THE PROBLEM: Please return every line in the entries below with the word "JSON" in it.

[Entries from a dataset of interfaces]
*** Begin section ***

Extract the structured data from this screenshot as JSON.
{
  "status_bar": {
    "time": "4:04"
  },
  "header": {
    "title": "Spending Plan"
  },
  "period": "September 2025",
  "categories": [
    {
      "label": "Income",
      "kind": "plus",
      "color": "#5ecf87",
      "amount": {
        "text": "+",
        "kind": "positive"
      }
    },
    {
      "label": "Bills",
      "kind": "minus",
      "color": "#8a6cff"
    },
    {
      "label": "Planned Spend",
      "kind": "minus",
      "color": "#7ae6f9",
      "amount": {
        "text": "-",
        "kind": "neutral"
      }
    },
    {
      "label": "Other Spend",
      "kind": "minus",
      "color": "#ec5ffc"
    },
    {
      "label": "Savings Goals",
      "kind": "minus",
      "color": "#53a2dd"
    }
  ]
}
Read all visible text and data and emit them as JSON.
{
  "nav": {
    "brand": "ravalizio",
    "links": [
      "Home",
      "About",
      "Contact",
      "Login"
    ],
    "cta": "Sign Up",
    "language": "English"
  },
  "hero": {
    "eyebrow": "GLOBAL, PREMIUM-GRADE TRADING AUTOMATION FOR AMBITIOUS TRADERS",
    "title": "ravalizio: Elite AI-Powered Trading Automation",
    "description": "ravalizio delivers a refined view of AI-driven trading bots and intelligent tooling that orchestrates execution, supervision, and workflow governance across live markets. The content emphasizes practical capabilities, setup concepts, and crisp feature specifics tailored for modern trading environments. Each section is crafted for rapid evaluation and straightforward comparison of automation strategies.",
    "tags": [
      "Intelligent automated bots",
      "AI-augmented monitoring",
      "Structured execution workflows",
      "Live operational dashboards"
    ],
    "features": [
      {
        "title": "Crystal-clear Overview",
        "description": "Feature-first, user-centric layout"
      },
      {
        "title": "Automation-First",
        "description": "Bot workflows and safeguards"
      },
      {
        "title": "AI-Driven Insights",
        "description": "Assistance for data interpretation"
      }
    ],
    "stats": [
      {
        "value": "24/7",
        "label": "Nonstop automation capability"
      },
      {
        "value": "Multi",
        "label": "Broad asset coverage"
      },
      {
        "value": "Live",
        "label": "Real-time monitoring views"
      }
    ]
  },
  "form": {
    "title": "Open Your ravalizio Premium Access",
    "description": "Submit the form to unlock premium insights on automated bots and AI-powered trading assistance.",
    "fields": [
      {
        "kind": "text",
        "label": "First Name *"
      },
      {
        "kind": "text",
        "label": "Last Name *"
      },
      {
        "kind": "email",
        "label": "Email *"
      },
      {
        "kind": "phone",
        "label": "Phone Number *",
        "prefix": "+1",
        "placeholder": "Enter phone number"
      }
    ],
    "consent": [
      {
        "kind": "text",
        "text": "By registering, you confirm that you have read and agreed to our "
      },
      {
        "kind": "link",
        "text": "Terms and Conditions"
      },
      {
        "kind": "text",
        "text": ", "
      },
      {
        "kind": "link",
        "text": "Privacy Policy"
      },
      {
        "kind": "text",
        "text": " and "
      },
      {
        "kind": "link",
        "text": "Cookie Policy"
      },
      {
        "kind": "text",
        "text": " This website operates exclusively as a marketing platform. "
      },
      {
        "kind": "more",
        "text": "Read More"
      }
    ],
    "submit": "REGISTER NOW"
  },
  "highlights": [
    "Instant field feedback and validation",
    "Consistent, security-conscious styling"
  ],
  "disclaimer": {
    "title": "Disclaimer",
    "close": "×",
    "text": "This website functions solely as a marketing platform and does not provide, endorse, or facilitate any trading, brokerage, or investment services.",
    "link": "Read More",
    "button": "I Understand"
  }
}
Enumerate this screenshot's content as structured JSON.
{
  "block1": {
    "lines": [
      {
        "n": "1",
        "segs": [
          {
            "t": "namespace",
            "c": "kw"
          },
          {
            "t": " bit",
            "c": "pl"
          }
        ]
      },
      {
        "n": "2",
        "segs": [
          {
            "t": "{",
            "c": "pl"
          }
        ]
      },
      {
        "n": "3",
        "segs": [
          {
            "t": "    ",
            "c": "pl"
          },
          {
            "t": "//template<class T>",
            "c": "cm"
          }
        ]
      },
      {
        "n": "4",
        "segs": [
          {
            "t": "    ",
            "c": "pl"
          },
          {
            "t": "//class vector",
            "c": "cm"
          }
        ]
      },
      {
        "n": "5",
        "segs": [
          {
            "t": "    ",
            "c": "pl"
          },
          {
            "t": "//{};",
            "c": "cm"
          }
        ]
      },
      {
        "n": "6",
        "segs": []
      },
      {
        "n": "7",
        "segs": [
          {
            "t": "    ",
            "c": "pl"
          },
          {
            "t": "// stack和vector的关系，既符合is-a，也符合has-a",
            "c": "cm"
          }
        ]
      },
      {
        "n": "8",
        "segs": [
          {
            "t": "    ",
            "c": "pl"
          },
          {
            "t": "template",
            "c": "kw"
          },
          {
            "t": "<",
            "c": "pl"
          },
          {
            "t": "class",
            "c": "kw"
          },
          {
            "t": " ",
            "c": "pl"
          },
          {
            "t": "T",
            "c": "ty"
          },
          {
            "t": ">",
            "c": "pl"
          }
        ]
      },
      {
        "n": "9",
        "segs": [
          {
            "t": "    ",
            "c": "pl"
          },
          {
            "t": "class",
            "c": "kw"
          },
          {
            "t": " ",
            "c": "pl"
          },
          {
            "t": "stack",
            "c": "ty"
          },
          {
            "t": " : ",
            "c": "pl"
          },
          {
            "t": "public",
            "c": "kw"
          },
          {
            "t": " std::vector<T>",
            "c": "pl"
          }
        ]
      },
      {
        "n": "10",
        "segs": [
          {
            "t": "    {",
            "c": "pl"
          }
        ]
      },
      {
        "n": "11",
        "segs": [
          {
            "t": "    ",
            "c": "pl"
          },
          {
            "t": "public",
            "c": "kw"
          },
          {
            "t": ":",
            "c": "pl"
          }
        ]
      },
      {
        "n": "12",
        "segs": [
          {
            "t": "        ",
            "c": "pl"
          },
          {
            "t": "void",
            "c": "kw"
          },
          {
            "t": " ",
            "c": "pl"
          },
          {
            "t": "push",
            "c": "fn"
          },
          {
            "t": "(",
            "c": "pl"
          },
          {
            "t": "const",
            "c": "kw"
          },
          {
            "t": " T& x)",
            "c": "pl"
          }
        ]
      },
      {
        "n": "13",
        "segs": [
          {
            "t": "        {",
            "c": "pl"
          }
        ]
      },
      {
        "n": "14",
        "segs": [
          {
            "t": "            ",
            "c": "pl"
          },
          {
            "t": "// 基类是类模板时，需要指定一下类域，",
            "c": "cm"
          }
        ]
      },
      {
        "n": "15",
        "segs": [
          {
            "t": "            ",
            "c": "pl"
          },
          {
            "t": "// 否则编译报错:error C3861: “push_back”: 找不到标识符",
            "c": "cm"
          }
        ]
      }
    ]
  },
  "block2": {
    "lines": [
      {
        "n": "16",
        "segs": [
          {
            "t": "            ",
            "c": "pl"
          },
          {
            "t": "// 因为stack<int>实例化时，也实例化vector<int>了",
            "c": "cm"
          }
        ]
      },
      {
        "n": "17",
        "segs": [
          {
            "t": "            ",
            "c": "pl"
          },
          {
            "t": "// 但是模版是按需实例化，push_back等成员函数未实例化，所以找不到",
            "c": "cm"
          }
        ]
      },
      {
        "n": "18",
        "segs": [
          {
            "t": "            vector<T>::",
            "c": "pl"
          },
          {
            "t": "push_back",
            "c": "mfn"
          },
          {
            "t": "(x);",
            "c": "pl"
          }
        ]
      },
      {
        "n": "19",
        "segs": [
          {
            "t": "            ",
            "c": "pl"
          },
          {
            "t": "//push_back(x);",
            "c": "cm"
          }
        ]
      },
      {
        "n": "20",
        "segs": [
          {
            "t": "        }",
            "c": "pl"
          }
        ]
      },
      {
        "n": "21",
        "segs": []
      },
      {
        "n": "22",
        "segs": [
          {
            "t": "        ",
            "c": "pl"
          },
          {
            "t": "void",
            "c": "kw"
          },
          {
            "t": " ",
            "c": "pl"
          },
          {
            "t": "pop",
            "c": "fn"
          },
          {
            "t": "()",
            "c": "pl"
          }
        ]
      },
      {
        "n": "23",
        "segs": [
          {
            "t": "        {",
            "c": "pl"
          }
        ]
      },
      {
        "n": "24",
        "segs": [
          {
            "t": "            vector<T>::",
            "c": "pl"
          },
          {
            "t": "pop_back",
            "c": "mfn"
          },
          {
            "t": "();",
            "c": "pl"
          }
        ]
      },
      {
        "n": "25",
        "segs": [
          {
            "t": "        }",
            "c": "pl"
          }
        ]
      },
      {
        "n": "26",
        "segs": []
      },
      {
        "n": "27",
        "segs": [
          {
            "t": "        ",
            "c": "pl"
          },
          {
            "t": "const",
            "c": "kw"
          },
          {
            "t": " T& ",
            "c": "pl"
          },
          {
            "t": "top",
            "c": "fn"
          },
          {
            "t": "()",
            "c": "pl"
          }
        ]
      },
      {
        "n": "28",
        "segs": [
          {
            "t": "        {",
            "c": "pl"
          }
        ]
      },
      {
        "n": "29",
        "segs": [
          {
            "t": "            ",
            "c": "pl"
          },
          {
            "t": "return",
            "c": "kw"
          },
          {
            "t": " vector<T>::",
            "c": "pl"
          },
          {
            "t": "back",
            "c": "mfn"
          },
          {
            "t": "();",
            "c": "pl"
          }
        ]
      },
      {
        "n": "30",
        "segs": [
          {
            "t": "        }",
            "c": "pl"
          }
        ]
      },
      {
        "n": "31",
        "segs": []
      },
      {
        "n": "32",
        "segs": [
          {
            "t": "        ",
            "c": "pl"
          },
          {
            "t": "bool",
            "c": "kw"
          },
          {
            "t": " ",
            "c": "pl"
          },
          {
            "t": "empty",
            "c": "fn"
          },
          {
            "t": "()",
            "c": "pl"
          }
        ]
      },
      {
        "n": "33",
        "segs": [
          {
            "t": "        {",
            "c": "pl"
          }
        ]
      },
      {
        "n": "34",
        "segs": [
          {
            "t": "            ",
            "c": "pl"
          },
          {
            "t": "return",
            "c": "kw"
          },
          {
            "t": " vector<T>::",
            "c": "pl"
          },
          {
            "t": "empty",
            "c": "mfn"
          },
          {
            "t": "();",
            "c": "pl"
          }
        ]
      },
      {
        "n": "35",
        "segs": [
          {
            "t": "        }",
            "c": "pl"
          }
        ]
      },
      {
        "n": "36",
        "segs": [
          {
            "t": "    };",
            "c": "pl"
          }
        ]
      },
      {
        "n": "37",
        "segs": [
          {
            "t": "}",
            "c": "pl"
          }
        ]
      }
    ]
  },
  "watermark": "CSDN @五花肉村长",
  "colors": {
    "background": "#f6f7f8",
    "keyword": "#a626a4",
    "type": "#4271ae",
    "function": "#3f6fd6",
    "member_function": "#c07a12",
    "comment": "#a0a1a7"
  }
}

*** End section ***

RESULT:
Extract the structured data from this screenshot as JSON.
Read all visible text and data and emit them as JSON.
Enumerate this screenshot's content as structured JSON.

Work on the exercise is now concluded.